● Task to complete
Copies of all lines containing the string "part" are needed from the data below.

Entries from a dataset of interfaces
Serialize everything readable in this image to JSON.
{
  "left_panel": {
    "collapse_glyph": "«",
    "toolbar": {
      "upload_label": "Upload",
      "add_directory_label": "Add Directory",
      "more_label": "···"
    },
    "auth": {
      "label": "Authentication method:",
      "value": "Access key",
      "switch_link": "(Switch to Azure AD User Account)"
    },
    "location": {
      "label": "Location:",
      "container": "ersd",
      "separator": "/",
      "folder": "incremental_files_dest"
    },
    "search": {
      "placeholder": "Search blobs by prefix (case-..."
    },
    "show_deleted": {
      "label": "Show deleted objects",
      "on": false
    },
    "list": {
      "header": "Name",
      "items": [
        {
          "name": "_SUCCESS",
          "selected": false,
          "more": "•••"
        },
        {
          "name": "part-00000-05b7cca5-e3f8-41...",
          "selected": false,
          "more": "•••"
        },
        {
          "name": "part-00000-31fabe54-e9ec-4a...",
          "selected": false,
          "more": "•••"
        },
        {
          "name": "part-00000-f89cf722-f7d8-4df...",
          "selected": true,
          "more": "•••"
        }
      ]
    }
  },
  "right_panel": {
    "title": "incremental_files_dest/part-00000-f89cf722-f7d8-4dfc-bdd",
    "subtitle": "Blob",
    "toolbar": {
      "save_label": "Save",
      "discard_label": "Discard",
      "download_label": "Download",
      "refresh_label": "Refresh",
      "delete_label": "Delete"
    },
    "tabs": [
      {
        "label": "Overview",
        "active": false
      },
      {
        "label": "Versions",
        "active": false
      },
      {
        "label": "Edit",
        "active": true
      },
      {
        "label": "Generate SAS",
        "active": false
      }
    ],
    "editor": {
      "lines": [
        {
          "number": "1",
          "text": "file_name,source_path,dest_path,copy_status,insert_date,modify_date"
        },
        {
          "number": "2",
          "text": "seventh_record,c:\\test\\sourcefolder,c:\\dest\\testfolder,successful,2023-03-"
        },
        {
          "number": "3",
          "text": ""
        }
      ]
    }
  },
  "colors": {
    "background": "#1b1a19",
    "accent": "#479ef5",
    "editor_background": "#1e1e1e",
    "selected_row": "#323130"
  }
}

● Output for this task
          "name": "part-00000-05b7cca5-e3f8-41...",
          "name": "part-00000-31fabe54-e9ec-4a...",
          "name": "part-00000-f89cf722-f7d8-4df...",
    "title": "incremental_files_dest/part-00000-f89cf722-f7d8-4dfc-bdd",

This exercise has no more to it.